Acid attack leaves Bolshoi Ballet's Sergei Filin nearly blind

Sergei Filin -- the artistic director of Moscow’s Bolshoi Ballet who was attacked with acid this year -- has been left nearly blind despite 18 operations, according to company spokeswoman Katerina Novikova. He is preparing for a 19th operation at a clinic in Germany.

Filin, 42, was returning home late at night in January when a masked man hurled sulfuric acid in his face. He suffered severe burns to his eyes and face. Initial reports, after his treatment in Germany, were optimistic, but Filin’s right eye is completely sightless and he’s lost 95% of his vision overall, Novikova said.

The attack and ensuing intrigue shed a spotlight on bitter infighting within the Bolshoi and sent the international dance world spinning with speculation.

PHOTOS: Arts and culture in pictures by The Times

Principal dancer Pavel Dmitrichenko, who has played villains in “Swan Lake” and “Ivan the Terrible,” eventually confessed to masterminding the plot because he felt Filin favored certain company members who were in line with his more traditional vision of Russian ballet, giving them better roles.

Dmitrichenko, 29, admitted to paying Yuri Zarutski about $1,600 to attack Filin -- but not with acid. That came as a surprise to Dmitrichenko.

Filin has been involved in company business by phone, speaking regularly with Galina Stepanenko, a principal dancer who has taken over Filin's duties temporarily. He aims to return to the Bolshoi as soon as he's able.

"We spoke to him recently over Skype and we all talked about issues" at the ballet," Stepanenko told Reuters. "I hope the next time we see him, it will not be as a patient in Germany but after he has already returned.”  


Bolshoi artistic director attacked with acid

Bolshoi Ballet director says acid attack was likely an inside job

Dancer denies ordering use of acid in attack on Bolshoi director

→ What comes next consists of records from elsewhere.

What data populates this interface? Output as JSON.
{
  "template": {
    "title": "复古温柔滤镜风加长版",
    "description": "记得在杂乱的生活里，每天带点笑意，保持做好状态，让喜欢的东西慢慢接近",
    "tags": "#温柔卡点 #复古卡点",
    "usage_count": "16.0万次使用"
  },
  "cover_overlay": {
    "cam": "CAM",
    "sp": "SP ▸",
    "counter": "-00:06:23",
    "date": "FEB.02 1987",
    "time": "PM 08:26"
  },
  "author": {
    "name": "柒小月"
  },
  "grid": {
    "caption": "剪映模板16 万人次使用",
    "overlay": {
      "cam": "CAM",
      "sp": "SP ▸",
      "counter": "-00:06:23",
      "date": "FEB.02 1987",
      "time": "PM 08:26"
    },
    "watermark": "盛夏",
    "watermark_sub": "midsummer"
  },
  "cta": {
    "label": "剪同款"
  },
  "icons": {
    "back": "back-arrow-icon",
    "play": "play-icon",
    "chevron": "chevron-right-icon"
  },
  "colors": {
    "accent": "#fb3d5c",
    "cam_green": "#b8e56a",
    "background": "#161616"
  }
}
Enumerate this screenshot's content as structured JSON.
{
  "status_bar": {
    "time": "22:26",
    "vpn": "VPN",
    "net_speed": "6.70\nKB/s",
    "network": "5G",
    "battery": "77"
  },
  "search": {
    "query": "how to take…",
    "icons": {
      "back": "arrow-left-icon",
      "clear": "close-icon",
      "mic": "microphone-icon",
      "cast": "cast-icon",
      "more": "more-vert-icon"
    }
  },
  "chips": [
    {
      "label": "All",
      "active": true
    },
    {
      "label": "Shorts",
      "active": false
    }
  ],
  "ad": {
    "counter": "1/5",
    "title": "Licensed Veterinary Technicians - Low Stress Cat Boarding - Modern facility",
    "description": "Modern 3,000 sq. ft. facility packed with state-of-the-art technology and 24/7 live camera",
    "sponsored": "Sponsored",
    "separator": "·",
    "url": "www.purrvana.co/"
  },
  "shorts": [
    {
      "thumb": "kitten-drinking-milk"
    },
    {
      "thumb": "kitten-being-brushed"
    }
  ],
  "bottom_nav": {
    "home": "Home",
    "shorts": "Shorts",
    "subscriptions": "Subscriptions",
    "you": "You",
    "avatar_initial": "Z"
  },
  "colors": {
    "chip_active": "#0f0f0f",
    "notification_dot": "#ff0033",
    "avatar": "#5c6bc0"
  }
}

PHOTOS: Hollywood stars on stage

CHEAT SHEET: Spring arts preview 2014

PHOTOS: Arts and culture in pictures

Copyright © 2018, CT Now